It is well known that sunbathing increases the risk of skin cancer and that this risk is increased in people with a family history of melanoma. New research published in BioMed Central’s open access journal BMC Public Health shows that young people in this ‘at risk’ group are still ignoring sun safety advice.

Professor Sharon Manne at the Centre Cancer Prevention and Control Program, New Jersey, asked over 500 people with a family history of melanoma, the most dangerous form of skin cancer, whether they regularly sunbathed and whether they used sunscreen. Although most of these people were aware that sunscreen would protect them against cancer and premature aging, many of them still did not feel it necessary to use any form of sun protection.

Disturbingly she found that, despite their increased risk of melanoma, the younger women in this survey still viewed a tan as being healthy and were the most unlikely to use sunscreen. Professor Manne said, “To reduce the incidence of melanoma we need to reduce the perceived benefits of sunbathing and to increase to use of sun protection.”

Notes to Editors

1. Sun protection and sunbathing practices among at-risk family members of patients with melanoma

Sharon L Manne, Elliot J Coups, Paul B Jacobsen, Michael Ming, Carolyn J Heckman, and Stuart Lessin

BMC Public Health (in press)

Please name the journal in any story you write. If you are writing for the web, please link to the article. All articles are available free of charge, according to BioMed Central’s open access policy.

Article citation and URL available on request at press@biomedcentral.com on the day of publication.

2. BMC Public Health is an open access journal publishing original peer-reviewed research articles in the epidemiology of disease and the understanding of all aspects of public health. The journal has a special focus on the social determinants of health, the environmental, behavioral, and occupational correlates of health and disease, and the impact of health policies, practices and interventions on the community.

3. BioMed Central (http://www.biomedcentral.com/) is an STM (Science, Technology and Medicine) publisher which has pioneered the open access publishing model. All peer-reviewed research articles published by BioMed Central are made immediately and freely accessible online, and are licensed to allow redistribution and reuse. BioMed Central is part of Springer Science+Business Media, a leading global publisher in the STM sector.

Leave a Comment

This site uses Akismet to reduce spam.

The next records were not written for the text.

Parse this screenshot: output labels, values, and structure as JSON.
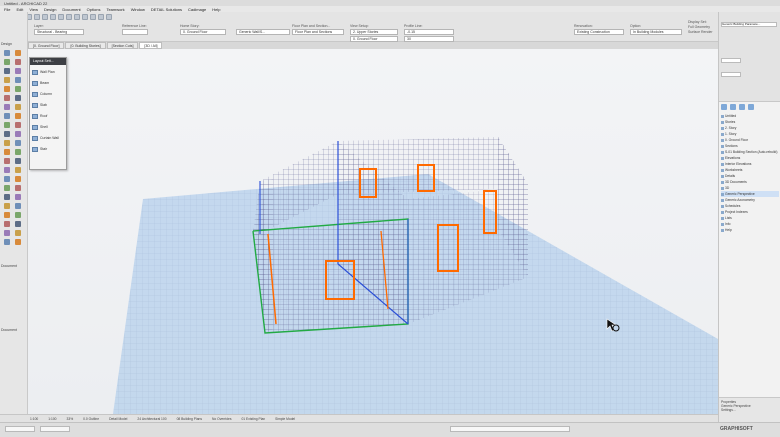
{
  "window": {
    "title": "Untitled - ARCHICAD 22"
  },
  "menu": [
    "File",
    "Edit",
    "View",
    "Design",
    "Document",
    "Options",
    "Teamwork",
    "Window",
    "DETAIL Solutions",
    "Cadimage",
    "Help"
  ],
  "toolbar": {
    "layer_label": "Layer:",
    "layer_value": "Structural - Bearing",
    "reference_label": "Reference Line:",
    "floor_label": "Home Story:",
    "floor_value": "0. Ground Floor",
    "composite_value": "Generic Wall/S...",
    "floor_plan_label": "Floor Plan and Section...",
    "floor_plan_value": "Floor Plan and Sections",
    "view_label": "View Setup:",
    "view_value": "0. Ground Floor",
    "story_value": "2. Upper Stories",
    "profile_label": "Profile Line:",
    "elevation_value": "-0.15",
    "thickness_value": "30",
    "renovation_label": "Renovation:",
    "renovation_value": "Existing Construction",
    "option_label": "Option:",
    "option_value": "In Building Modules",
    "display_label": "Display Set:",
    "display_value": "Full Geometry",
    "display_value2": "Surface Render",
    "override_value": "Generic Building Paramete..."
  },
  "tabs": [
    "[0. Ground Floor]",
    "[0. Building Stories]",
    "[Section Cuts]",
    "[3D / All]"
  ],
  "toolbox": {
    "select_label": "Design",
    "document_label": "Document",
    "more_label": "Document"
  },
  "palette": {
    "title": "Layout Sett...",
    "items": [
      "Wall Plan",
      "Beam",
      "Column",
      "Slab",
      "Roof",
      "Shell",
      "Curtain Wall",
      "Stair"
    ]
  },
  "right_panel": {
    "tree": [
      {
        "label": "Untitled",
        "sel": false
      },
      {
        "label": "Stories",
        "sel": false
      },
      {
        "label": "2. Story",
        "sel": false
      },
      {
        "label": "1. Story",
        "sel": false
      },
      {
        "label": "0. Ground Floor",
        "sel": false
      },
      {
        "label": "Sections",
        "sel": false
      },
      {
        "label": "S-01 Building Section (Auto-rebuild)",
        "sel": false
      },
      {
        "label": "Elevations",
        "sel": false
      },
      {
        "label": "Interior Elevations",
        "sel": false
      },
      {
        "label": "Worksheets",
        "sel": false
      },
      {
        "label": "Details",
        "sel": false
      },
      {
        "label": "3D Documents",
        "sel": false
      },
      {
        "label": "3D",
        "sel": false
      },
      {
        "label": "Generic Perspective",
        "sel": true
      },
      {
        "label": "Generic Axonometry",
        "sel": false
      },
      {
        "label": "Schedules",
        "sel": false
      },
      {
        "label": "Project Indexes",
        "sel": false
      },
      {
        "label": "Lists",
        "sel": false
      },
      {
        "label": "Info",
        "sel": false
      },
      {
        "label": "Help",
        "sel": false
      }
    ],
    "bottom_label": "Properties",
    "bottom_value": "Generic Perspective",
    "bottom_value2": "Settings..."
  },
  "statusbar": [
    "1:100",
    "1:100",
    "33%",
    "0.0 Outline",
    "Detail Model",
    "24 Architectural 100",
    "08 Building Plans",
    "No Overrides",
    "01 Existing Plan",
    "Simple Model"
  ],
  "brand": "GRAPHISOFT",
  "colors": {
    "wall_grid": "#5b5b8f",
    "opening": "#ff6a00",
    "selection_green": "#22aa44",
    "ground": "#bcd3ec"
  }
}
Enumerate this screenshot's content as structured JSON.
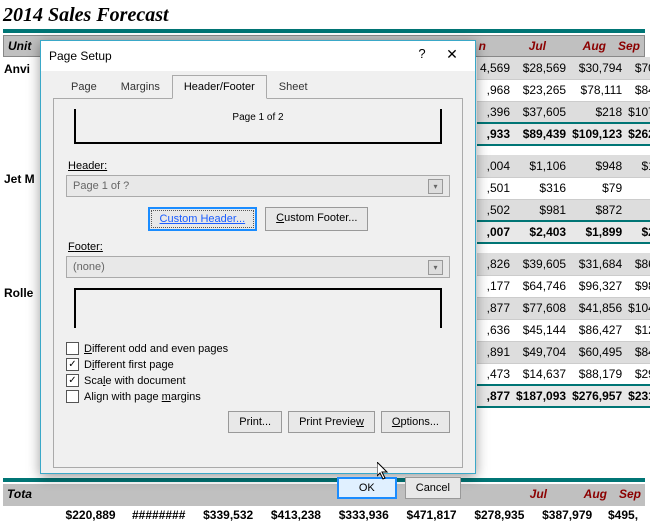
{
  "page_title": "2014 Sales Forecast",
  "header_row": {
    "unit": "Unit",
    "month_n": "n",
    "jul": "Jul",
    "aug": "Aug",
    "sep": "Sep"
  },
  "row_labels": {
    "anvil": "Anvi",
    "jetm": "Jet M",
    "rolle": "Rolle"
  },
  "grid": {
    "r1": [
      "4,569",
      "$28,569",
      "$30,794",
      "$70,"
    ],
    "r2": [
      ",968",
      "$23,265",
      "$78,111",
      "$84,"
    ],
    "r3": [
      ",396",
      "$37,605",
      "$218",
      "$107,"
    ],
    "r4": [
      ",933",
      "$89,439",
      "$109,123",
      "$262,"
    ],
    "r5": [
      ",004",
      "$1,106",
      "$948",
      "$1,"
    ],
    "r6": [
      ",501",
      "$316",
      "$79",
      "$"
    ],
    "r7": [
      ",502",
      "$981",
      "$872",
      "$"
    ],
    "r8": [
      ",007",
      "$2,403",
      "$1,899",
      "$2,"
    ],
    "r9": [
      ",826",
      "$39,605",
      "$31,684",
      "$86,"
    ],
    "r10": [
      ",177",
      "$64,746",
      "$96,327",
      "$98,"
    ],
    "r11": [
      ",877",
      "$77,608",
      "$41,856",
      "$104,"
    ],
    "r12": [
      ",636",
      "$45,144",
      "$86,427",
      "$12,"
    ],
    "r13": [
      ",891",
      "$49,704",
      "$60,495",
      "$84,"
    ],
    "r14": [
      ",473",
      "$14,637",
      "$88,179",
      "$29,"
    ],
    "r15": [
      ",877",
      "$187,093",
      "$276,957",
      "$231,"
    ]
  },
  "totals_row": {
    "label": "Tota",
    "jul": "Jul",
    "aug": "Aug",
    "sep": "Sep"
  },
  "totals_vals": [
    "$220,889",
    "########",
    "$339,532",
    "$413,238",
    "$333,936",
    "$471,817",
    "$278,935",
    "$387,979",
    "$495,"
  ],
  "dialog": {
    "title": "Page Setup",
    "tabs": {
      "page": "Page",
      "margins": "Margins",
      "hf": "Header/Footer",
      "sheet": "Sheet"
    },
    "preview_text": "Page 1 of 2",
    "header_label": "Header:",
    "header_combo": "Page 1 of ?",
    "custom_header": "Custom Header...",
    "custom_footer": "Custom Footer...",
    "footer_label": "Footer:",
    "footer_combo": "(none)",
    "chk1": "Different odd and even pages",
    "chk2": "Different first page",
    "chk3": "Scale with document",
    "chk4": "Align with page margins",
    "print": "Print...",
    "preview": "Print Preview",
    "options": "Options...",
    "ok": "OK",
    "cancel": "Cancel"
  }
}
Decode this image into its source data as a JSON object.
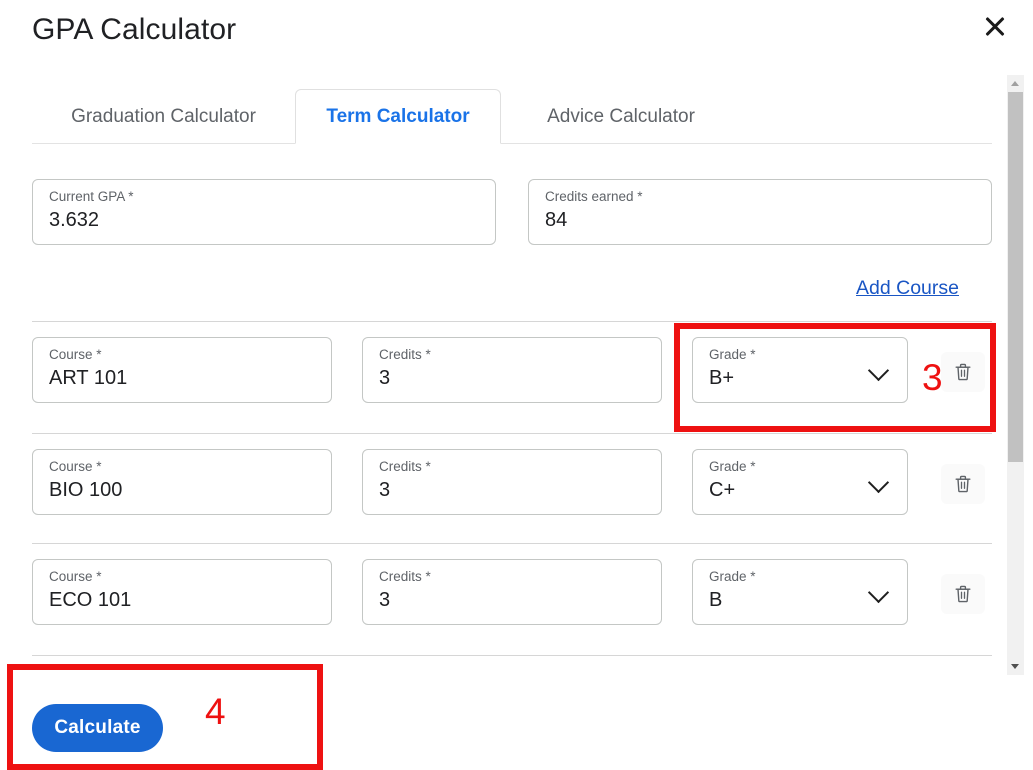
{
  "dialog": {
    "title": "GPA Calculator",
    "close_icon": "close-icon"
  },
  "tabs": [
    {
      "label": "Graduation Calculator",
      "active": false
    },
    {
      "label": "Term Calculator",
      "active": true
    },
    {
      "label": "Advice Calculator",
      "active": false
    }
  ],
  "summary": {
    "current_gpa": {
      "label": "Current GPA *",
      "value": "3.632"
    },
    "credits_earned": {
      "label": "Credits earned *",
      "value": "84"
    }
  },
  "actions": {
    "add_course_label": "Add Course",
    "calculate_label": "Calculate"
  },
  "course_fields": {
    "course_label": "Course *",
    "credits_label": "Credits *",
    "grade_label": "Grade *",
    "delete_icon": "trash-icon",
    "dropdown_icon": "chevron-down-icon"
  },
  "courses": [
    {
      "course": "ART 101",
      "credits": "3",
      "grade": "B+"
    },
    {
      "course": "BIO 100",
      "credits": "3",
      "grade": "C+"
    },
    {
      "course": "ECO 101",
      "credits": "3",
      "grade": "B"
    }
  ],
  "annotations": [
    {
      "number": "3",
      "target": "grade-dropdown-row-1"
    },
    {
      "number": "4",
      "target": "calculate-button"
    }
  ],
  "colors": {
    "accent_blue": "#1a73e8",
    "button_blue": "#1967d2",
    "link_blue": "#1a56c4",
    "annotation_red": "#ee1111",
    "label_gray": "#5f6368",
    "border_gray": "#c4c7c5"
  },
  "scrollbar": {
    "up_arrow_icon": "triangle-up-icon",
    "down_arrow_icon": "triangle-down-icon"
  }
}
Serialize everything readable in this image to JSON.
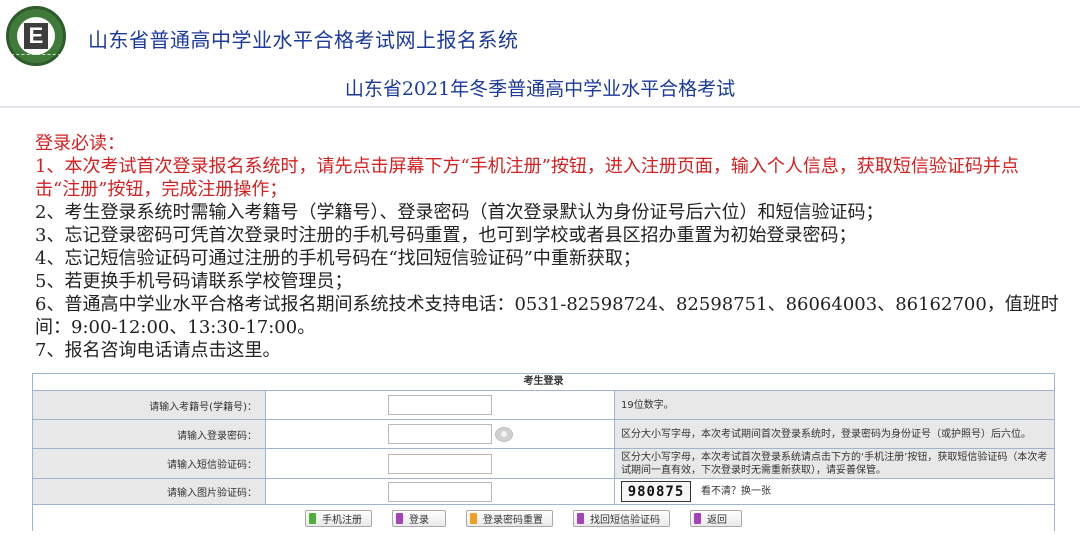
{
  "header": {
    "site_title": "山东省普通高中学业水平合格考试网上报名系统",
    "logo_letter": "E",
    "exam_title": "山东省2021年冬季普通高中学业水平合格考试"
  },
  "notice": {
    "heading": "登录必读：",
    "items": [
      "1、本次考试首次登录报名系统时，请先点击屏幕下方“手机注册”按钮，进入注册页面，输入个人信息，获取短信验证码并点击“注册”按钮，完成注册操作；",
      "2、考生登录系统时需输入考籍号（学籍号）、登录密码（首次登录默认为身份证号后六位）和短信验证码；",
      "3、忘记登录密码可凭首次登录时注册的手机号码重置，也可到学校或者县区招办重置为初始登录密码；",
      "4、忘记短信验证码可通过注册的手机号码在“找回短信验证码”中重新获取；",
      "5、若更换手机号码请联系学校管理员；",
      "6、普通高中学业水平合格考试报名期间系统技术支持电话：0531-82598724、82598751、86064003、86162700，值班时间：9:00-12:00、13:30-17:00。",
      "7、报名咨询电话请点击这里。"
    ]
  },
  "login": {
    "title": "考生登录",
    "rows": [
      {
        "label": "请输入考籍号(学籍号)：",
        "hint": "19位数字。"
      },
      {
        "label": "请输入登录密码：",
        "hint": "区分大小写字母，本次考试期间首次登录系统时，登录密码为身份证号（或护照号）后六位。"
      },
      {
        "label": "请输入短信验证码：",
        "hint": "区分大小写字母，本次考试首次登录系统请点击下方的‘手机注册’按钮，获取短信验证码（本次考试期间一直有效，下次登录时无需重新获取），请妥善保管。"
      },
      {
        "label": "请输入图片验证码：",
        "hint": "看不清？换一张"
      }
    ],
    "captcha_text": "980875"
  },
  "buttons": [
    {
      "label": "手机注册",
      "icon": "green"
    },
    {
      "label": "登录",
      "icon": "purple"
    },
    {
      "label": "登录密码重置",
      "icon": "orange"
    },
    {
      "label": "找回短信验证码",
      "icon": "purple"
    },
    {
      "label": "返回",
      "icon": "purple"
    }
  ],
  "colors": {
    "title_blue": "#1b3a9a",
    "notice_red": "#d42020",
    "table_border": "#9fb4cf",
    "cell_gray": "#e8e8e8"
  }
}
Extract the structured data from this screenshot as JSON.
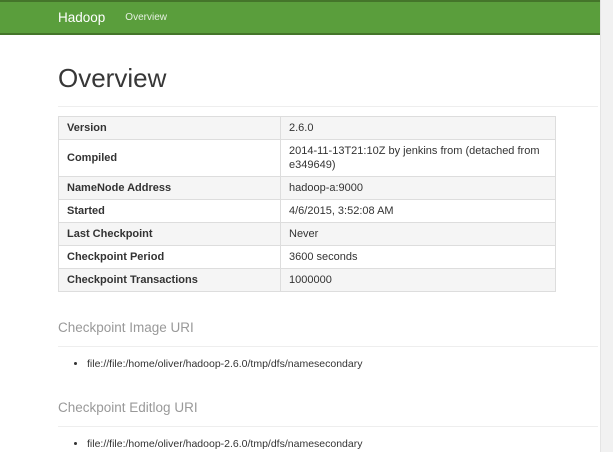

Learn how your comment data is processed.

Get more stuff like this
in your inbox

From anti-aging to the search for alien life, we promise to never bore.